What you have to do: Your copy should hold exactly the lines from the one containing "Serialize everything readable" through the last line of the entries, and no pictures.

Data for this exercise:
• • •
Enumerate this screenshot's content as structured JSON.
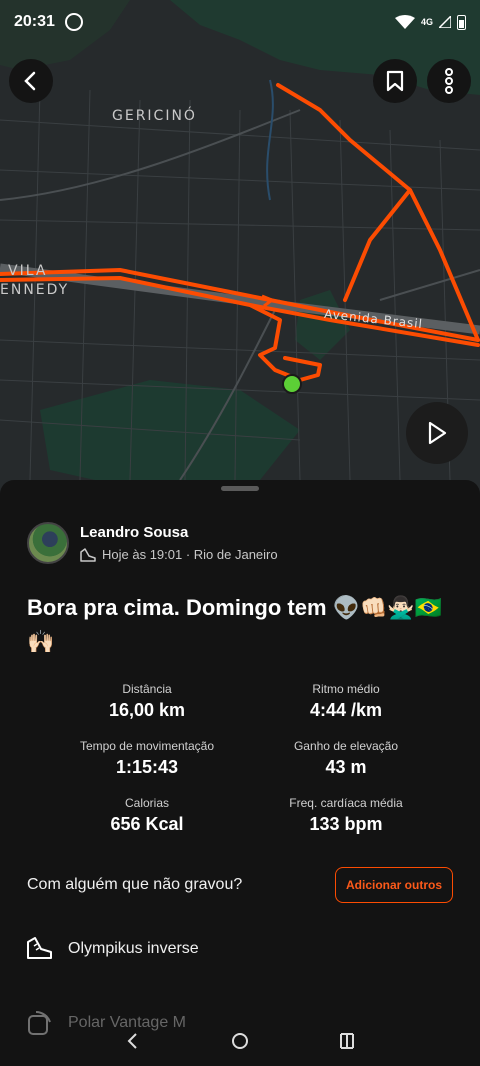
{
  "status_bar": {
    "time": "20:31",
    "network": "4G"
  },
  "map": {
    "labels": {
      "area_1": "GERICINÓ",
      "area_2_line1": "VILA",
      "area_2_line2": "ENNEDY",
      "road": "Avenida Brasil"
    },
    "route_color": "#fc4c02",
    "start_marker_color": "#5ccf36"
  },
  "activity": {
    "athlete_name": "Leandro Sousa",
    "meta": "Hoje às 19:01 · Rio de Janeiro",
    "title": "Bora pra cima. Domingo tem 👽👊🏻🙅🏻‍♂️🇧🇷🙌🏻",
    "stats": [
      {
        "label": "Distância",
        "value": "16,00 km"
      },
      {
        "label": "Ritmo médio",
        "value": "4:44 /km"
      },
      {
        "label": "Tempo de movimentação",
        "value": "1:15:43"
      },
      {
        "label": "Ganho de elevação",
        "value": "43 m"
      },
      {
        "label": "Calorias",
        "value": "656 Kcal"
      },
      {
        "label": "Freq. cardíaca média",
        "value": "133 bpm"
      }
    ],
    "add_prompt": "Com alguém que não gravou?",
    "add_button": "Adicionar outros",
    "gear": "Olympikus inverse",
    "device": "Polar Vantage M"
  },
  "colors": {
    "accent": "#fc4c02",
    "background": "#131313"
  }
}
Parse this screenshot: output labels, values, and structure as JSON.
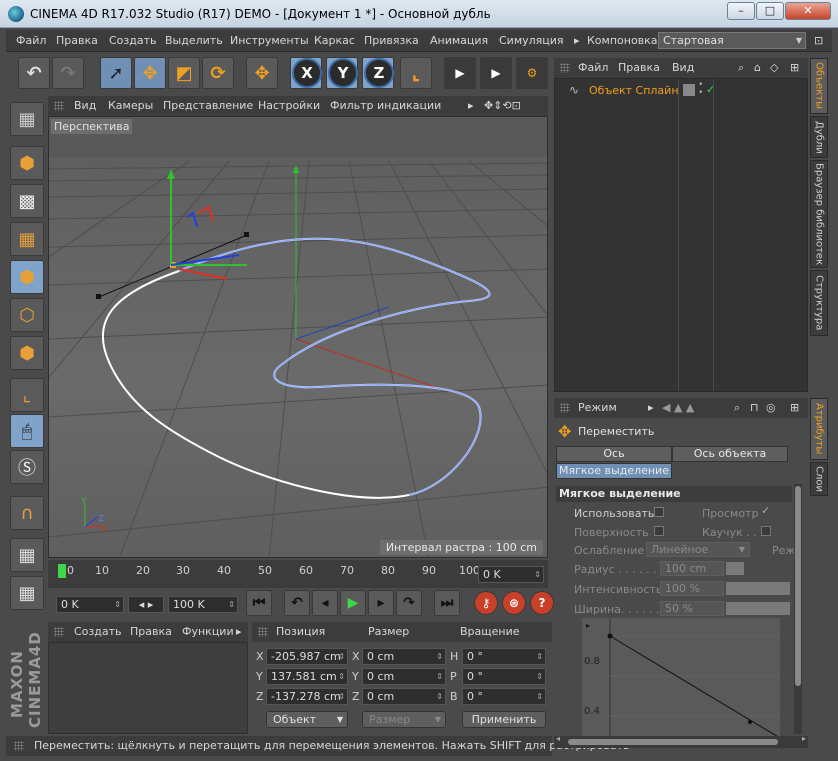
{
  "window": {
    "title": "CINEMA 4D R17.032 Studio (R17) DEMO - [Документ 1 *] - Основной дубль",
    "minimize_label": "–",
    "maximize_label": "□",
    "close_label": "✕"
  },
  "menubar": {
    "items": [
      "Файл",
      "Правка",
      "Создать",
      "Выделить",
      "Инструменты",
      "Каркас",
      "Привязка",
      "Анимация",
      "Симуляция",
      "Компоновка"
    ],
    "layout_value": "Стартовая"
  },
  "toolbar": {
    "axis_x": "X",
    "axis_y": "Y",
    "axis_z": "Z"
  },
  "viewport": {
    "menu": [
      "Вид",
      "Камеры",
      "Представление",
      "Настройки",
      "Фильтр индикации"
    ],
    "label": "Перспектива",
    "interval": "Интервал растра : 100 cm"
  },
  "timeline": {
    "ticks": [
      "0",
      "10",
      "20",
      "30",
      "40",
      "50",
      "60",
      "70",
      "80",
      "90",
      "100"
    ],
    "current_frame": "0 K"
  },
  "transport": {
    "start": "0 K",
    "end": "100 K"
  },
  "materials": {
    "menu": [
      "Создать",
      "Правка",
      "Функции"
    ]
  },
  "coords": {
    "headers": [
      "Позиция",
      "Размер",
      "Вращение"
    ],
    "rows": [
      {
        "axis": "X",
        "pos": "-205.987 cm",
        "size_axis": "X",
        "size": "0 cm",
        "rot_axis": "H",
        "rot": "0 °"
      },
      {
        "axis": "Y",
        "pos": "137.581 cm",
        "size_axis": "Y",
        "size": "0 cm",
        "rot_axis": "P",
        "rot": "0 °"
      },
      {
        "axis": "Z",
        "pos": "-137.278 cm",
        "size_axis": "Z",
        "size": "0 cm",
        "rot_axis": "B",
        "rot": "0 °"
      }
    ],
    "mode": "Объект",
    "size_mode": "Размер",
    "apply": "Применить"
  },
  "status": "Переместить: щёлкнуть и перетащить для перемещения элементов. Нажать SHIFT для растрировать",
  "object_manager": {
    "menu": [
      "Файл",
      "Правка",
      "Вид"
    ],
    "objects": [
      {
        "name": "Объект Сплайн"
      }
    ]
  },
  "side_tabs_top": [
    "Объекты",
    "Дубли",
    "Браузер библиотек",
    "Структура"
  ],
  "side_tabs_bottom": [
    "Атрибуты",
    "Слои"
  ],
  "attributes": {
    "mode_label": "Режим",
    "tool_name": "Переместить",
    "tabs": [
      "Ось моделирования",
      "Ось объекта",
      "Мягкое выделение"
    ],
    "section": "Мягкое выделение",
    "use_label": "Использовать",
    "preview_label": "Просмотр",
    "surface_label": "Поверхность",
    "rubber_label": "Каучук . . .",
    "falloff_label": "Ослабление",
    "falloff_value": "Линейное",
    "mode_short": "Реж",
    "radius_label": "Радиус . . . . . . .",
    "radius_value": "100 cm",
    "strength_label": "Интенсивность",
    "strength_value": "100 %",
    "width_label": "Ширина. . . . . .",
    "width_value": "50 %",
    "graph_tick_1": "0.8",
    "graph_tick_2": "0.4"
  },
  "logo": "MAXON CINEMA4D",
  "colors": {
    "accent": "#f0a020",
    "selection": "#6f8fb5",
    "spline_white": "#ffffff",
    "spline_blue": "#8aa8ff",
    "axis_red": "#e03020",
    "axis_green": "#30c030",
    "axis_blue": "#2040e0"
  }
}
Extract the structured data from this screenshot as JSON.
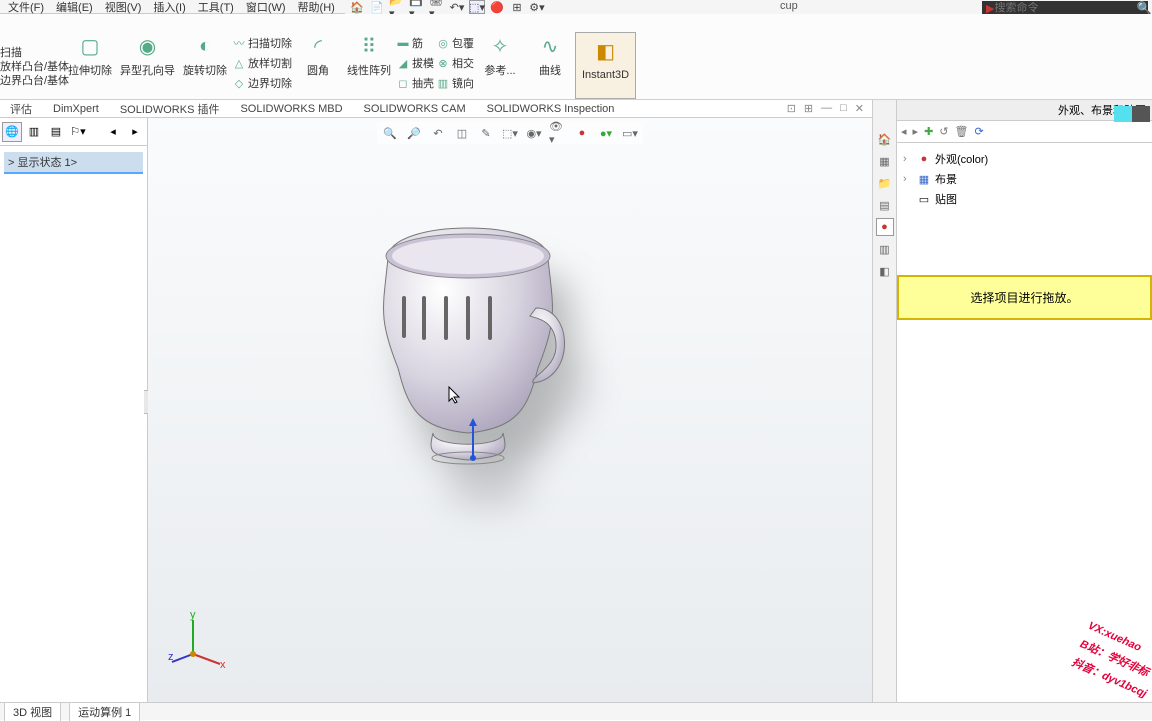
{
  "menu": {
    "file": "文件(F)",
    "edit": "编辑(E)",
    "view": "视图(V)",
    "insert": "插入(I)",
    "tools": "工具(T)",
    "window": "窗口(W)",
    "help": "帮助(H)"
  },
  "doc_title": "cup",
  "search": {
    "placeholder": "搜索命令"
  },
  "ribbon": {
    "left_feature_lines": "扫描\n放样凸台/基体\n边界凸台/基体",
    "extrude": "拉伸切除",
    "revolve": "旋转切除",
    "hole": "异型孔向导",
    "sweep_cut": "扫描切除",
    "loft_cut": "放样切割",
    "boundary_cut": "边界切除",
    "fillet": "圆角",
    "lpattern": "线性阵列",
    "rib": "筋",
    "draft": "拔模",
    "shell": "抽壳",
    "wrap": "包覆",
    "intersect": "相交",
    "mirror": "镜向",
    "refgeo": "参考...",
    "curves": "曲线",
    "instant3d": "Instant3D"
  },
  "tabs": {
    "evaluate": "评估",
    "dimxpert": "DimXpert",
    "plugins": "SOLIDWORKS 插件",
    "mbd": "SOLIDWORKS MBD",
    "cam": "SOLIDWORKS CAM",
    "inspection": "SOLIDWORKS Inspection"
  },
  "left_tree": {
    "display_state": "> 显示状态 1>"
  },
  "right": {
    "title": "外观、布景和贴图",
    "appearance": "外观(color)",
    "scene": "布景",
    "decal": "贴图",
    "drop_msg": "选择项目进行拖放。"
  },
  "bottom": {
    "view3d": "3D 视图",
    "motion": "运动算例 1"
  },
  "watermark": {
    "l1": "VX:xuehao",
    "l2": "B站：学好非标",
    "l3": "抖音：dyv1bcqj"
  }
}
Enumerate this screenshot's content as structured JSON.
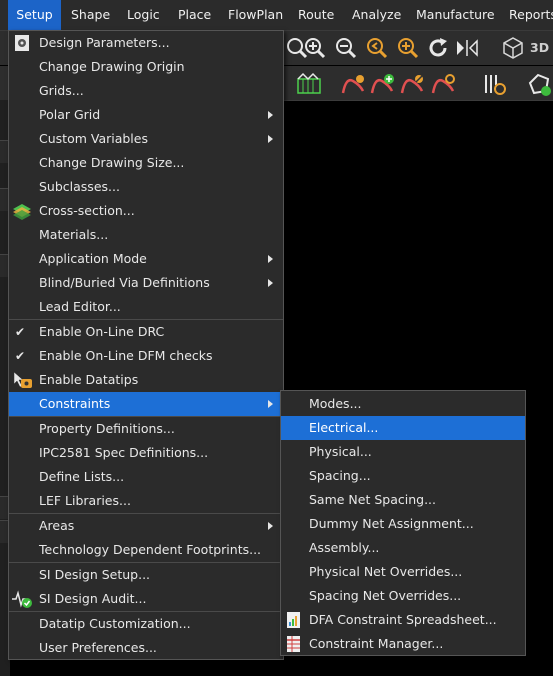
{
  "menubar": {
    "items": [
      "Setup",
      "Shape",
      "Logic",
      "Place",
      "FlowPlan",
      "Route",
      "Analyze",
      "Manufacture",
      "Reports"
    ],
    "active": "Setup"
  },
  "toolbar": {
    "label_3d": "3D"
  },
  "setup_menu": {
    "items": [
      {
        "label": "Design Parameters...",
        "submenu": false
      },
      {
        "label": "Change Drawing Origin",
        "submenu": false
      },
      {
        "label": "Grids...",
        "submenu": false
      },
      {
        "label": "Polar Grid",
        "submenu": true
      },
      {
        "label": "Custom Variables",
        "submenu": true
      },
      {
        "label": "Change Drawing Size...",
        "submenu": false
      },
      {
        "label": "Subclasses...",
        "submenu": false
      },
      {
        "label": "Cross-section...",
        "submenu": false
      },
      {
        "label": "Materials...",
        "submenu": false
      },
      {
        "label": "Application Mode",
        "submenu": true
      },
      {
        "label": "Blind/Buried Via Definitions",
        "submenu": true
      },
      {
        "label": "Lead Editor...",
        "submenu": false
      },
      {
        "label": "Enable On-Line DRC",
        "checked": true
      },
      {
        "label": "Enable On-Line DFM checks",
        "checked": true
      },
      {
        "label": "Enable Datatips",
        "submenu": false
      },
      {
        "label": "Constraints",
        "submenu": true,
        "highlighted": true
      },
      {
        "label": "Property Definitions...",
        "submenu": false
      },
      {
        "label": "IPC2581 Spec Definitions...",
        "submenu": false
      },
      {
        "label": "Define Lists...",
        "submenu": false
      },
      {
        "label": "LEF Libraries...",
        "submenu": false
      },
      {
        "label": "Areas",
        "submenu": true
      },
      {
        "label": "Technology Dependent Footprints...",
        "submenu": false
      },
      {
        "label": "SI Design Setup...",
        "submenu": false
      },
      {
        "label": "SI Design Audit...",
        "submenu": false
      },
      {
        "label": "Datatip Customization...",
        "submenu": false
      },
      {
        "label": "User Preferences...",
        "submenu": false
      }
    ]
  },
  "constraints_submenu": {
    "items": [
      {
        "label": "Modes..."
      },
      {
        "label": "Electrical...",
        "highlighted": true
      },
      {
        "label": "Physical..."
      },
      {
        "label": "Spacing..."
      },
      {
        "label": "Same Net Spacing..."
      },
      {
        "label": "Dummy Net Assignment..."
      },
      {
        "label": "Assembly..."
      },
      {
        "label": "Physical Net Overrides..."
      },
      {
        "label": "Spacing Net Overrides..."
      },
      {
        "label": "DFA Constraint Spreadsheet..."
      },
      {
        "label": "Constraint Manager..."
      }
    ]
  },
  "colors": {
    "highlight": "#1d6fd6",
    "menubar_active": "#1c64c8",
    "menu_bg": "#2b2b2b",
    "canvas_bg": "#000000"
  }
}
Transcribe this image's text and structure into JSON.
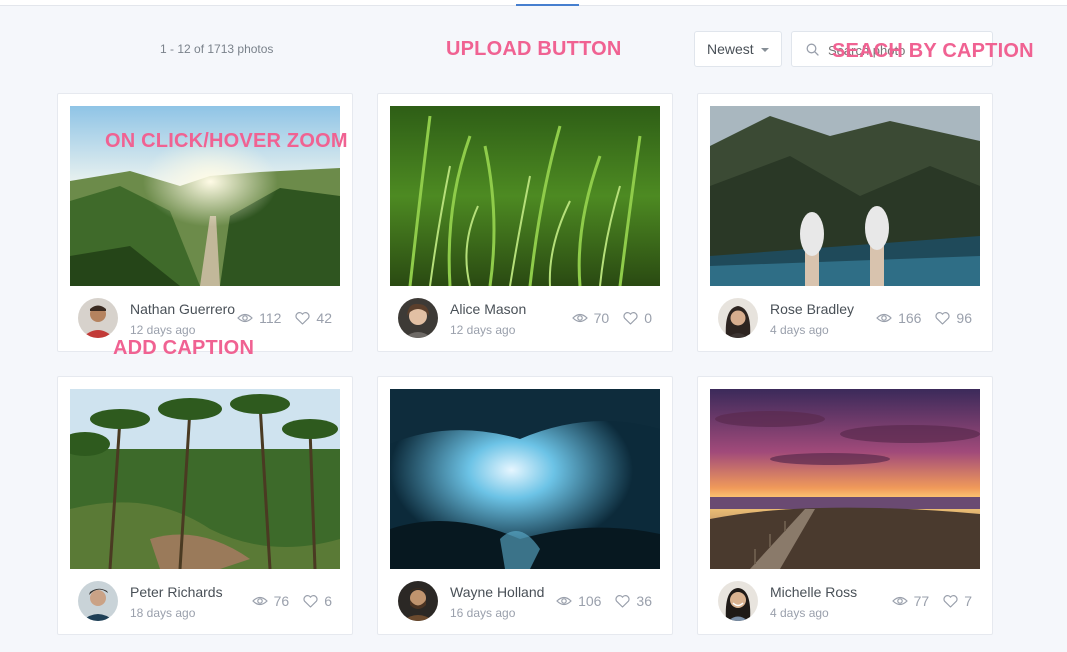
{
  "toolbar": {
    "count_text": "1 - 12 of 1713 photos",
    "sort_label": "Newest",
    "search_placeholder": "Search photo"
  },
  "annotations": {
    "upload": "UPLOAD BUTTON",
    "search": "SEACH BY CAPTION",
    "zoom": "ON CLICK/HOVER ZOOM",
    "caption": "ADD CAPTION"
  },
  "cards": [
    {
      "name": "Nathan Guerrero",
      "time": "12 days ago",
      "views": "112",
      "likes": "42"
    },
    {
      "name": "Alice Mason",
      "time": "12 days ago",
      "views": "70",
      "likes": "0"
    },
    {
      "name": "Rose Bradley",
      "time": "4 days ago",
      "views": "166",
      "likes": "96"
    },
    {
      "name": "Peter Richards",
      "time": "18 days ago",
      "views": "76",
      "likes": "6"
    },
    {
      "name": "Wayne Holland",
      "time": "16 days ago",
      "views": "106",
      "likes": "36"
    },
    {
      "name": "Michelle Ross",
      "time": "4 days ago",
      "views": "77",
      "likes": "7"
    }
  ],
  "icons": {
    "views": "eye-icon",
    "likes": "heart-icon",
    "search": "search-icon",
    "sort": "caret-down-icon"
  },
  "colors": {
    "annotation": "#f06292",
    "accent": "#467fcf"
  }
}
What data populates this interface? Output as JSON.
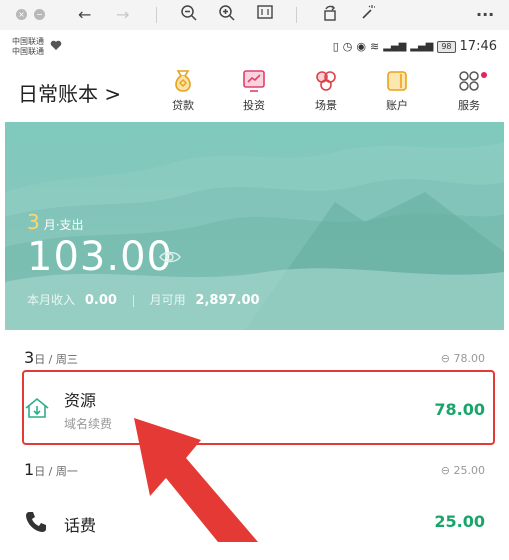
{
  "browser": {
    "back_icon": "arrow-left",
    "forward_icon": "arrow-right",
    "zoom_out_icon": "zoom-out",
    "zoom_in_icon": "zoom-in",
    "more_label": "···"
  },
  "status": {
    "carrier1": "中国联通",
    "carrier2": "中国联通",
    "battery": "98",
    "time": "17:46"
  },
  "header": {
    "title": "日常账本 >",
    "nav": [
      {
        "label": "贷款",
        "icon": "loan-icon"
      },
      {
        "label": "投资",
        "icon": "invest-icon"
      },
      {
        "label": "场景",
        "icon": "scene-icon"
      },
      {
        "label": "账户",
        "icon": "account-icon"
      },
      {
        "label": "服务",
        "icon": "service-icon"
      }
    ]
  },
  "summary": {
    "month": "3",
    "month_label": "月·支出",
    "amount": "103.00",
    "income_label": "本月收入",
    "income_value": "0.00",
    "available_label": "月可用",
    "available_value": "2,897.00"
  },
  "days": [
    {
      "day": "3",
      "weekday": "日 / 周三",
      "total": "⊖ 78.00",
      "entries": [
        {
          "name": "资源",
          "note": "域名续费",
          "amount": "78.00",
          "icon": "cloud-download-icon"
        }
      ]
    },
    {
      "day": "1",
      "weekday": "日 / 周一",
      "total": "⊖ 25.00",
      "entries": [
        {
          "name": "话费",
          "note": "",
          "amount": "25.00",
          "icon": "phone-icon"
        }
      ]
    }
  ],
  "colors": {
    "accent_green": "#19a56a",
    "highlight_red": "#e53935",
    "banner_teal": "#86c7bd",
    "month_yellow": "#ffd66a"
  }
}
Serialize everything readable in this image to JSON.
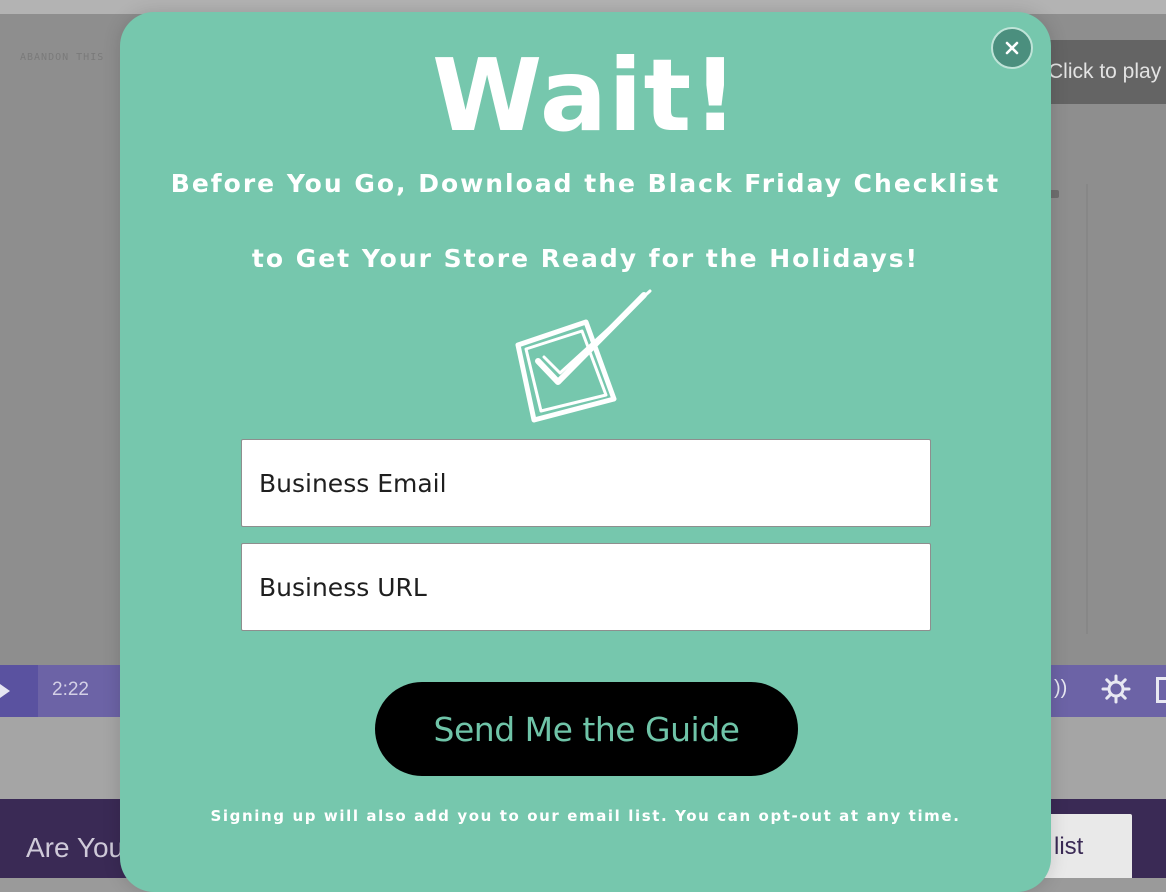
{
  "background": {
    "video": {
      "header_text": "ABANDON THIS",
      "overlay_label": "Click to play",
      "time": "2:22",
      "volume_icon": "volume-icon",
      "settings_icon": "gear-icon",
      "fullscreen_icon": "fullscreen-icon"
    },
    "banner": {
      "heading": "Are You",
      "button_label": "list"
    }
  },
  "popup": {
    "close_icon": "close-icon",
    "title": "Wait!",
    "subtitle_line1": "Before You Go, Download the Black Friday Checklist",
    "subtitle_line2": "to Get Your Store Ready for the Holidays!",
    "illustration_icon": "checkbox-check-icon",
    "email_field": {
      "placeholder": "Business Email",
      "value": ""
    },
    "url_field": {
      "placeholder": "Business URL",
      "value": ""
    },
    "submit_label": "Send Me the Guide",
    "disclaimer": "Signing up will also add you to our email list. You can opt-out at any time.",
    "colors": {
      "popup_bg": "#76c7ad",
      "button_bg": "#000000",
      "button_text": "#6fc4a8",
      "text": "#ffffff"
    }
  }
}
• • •
Written answer:
Serialize everything readable in this image to JSON.
{
  "background": {
    "video": {
      "header_text": "ABANDON THIS",
      "overlay_label": "Click to play",
      "time": "2:22",
      "volume_icon": "volume-icon",
      "settings_icon": "gear-icon",
      "fullscreen_icon": "fullscreen-icon"
    },
    "banner": {
      "heading": "Are You",
      "button_label": "list"
    }
  },
  "popup": {
    "close_icon": "close-icon",
    "title": "Wait!",
    "subtitle_line1": "Before You Go, Download the Black Friday Checklist",
    "subtitle_line2": "to Get Your Store Ready for the Holidays!",
    "illustration_icon": "checkbox-check-icon",
    "email_field": {
      "placeholder": "Business Email",
      "value": ""
    },
    "url_field": {
      "placeholder": "Business URL",
      "value": ""
    },
    "submit_label": "Send Me the Guide",
    "disclaimer": "Signing up will also add you to our email list. You can opt-out at any time.",
    "colors": {
      "popup_bg": "#76c7ad",
      "button_bg": "#000000",
      "button_text": "#6fc4a8",
      "text": "#ffffff"
    }
  }
}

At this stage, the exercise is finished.